A negatively charged particle that orbits the nucleus of an atom. Electrons stay on fixed orbits due according to their wavelengths.
Electron Quotes in A Brief History of Time
The A Brief History of Time quotes below are all either spoken by Electron or refer to Electron. For each quote, you can also see the other terms and themes related to it (each theme is indicated by its own dot and icon, like this one: Note: all page numbers and citation info for the quotes below refer to the Bantam edition of A Brief History of Time published in 1988.).
Chapter 8 Quotes
Most sets of values would give rise to universes that, although they might be very beautiful, would contain no one able to wonder at that beauty.
Electron Term Timeline in A Brief History of Time
The timeline below shows where the term Electron appears in A Brief History of Time. The colored dots and icons indicate which themes are associated with that appearance.
...but many wondered why it did not all collapse. Niels Bohr suggested in 1913 that electrons could only orbit at specific distances, which would balance it all out. According to quantum... (full context)
...and liquid atoms colliding. J. J. Thompson at Cambridge had already proven the existence of electrons, and later Ernest Rutherford showed the atom had a nucleus, around which the electrons orbit. (full context)
...three “colors”: red, green, and blue. These names are just labels. Quarks form the proton, electron, and neutron. Scientists can create other particles from quarks, but these are unstable. (full context)
Another class is the electromagnetic force. This affects only electrically-charged particles like electrons, but not gravitons. It is much stronger than gravity, and comes in the form of... (full context)
...universe expands and cools, forces that do not obey the symmetry of T cause more anti-electrons to become quarks than electrons to become anti-quarks, creating the matter we see today. Of... (full context)
...than the Chandrasekhar limit will become white dwarves, supported by the Pauli exclusion principle between electrons—the electrons repel each other, giving the object structure rather than collapsing. Landau also showed that... (full context)
...hot. Right after the big bang the universe would have been made up of photons, electrons, and neutrinos, along with their anti-particles, and some protons and neutrons. As the universe cooled,... (full context)

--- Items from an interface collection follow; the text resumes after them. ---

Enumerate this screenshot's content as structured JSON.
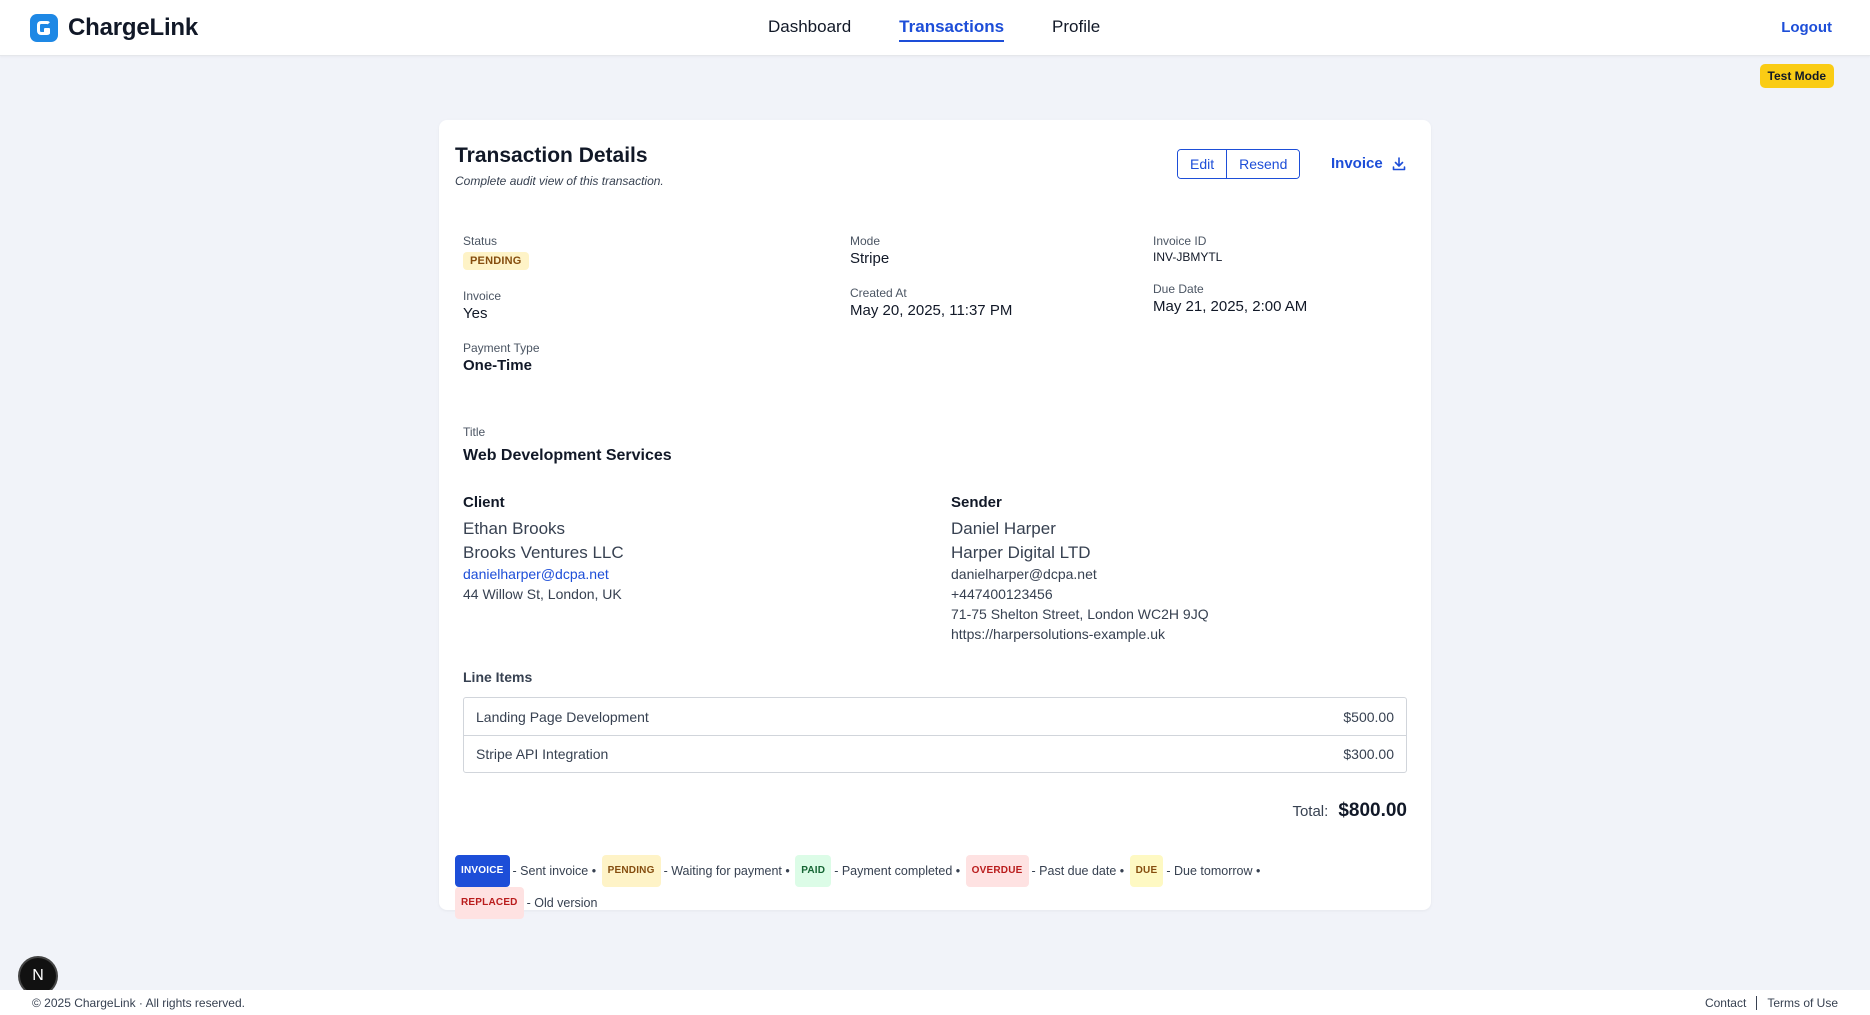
{
  "nav": {
    "brand": "ChargeLink",
    "links": [
      "Dashboard",
      "Transactions",
      "Profile"
    ],
    "active": "Transactions",
    "logout": "Logout"
  },
  "test_mode": "Test Mode",
  "card": {
    "title": "Transaction Details",
    "subtitle": "Complete audit view of this transaction.",
    "actions": {
      "edit": "Edit",
      "resend": "Resend",
      "invoice": "Invoice"
    }
  },
  "fields": {
    "status": {
      "label": "Status",
      "value": "PENDING"
    },
    "mode": {
      "label": "Mode",
      "value": "Stripe"
    },
    "invoice_id": {
      "label": "Invoice ID",
      "value": "INV-JBMYTL"
    },
    "invoice": {
      "label": "Invoice",
      "value": "Yes"
    },
    "created_at": {
      "label": "Created At",
      "value": "May 20, 2025, 11:37 PM"
    },
    "due_date": {
      "label": "Due Date",
      "value": "May 21, 2025, 2:00 AM"
    },
    "payment_type": {
      "label": "Payment Type",
      "value": "One-Time"
    },
    "title": {
      "label": "Title",
      "value": "Web Development Services"
    }
  },
  "client": {
    "heading": "Client",
    "name": "Ethan Brooks",
    "company": "Brooks Ventures LLC",
    "email": "danielharper@dcpa.net",
    "address": "44 Willow St, London, UK"
  },
  "sender": {
    "heading": "Sender",
    "name": "Daniel Harper",
    "company": "Harper Digital LTD",
    "email": "danielharper@dcpa.net",
    "phone": "+447400123456",
    "address": "71-75 Shelton Street, London WC2H 9JQ",
    "website": "https://harpersolutions-example.uk"
  },
  "line_items": {
    "heading": "Line Items",
    "items": [
      {
        "name": "Landing Page Development",
        "amount": "$500.00"
      },
      {
        "name": "Stripe API Integration",
        "amount": "$300.00"
      }
    ]
  },
  "total": {
    "label": "Total:",
    "value": "$800.00"
  },
  "legend": [
    {
      "badge": "INVOICE",
      "text": "- Sent invoice •"
    },
    {
      "badge": "PENDING",
      "text": "- Waiting for payment •"
    },
    {
      "badge": "PAID",
      "text": "- Payment completed •"
    },
    {
      "badge": "OVERDUE",
      "text": "- Past due date •"
    },
    {
      "badge": "DUE",
      "text": "- Due tomorrow •"
    },
    {
      "badge": "REPLACED",
      "text": "- Old version"
    }
  ],
  "footer": {
    "copyright": "© 2025 ChargeLink  ·  All rights reserved.",
    "contact": "Contact",
    "terms": "Terms of Use"
  },
  "dev_badge": "N"
}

...it, will be over in six months,” after Paul Dirac discovered the workings of the electron. Of course, the discovery of the neutron and nuclear forces just opened up more questions.... (full context)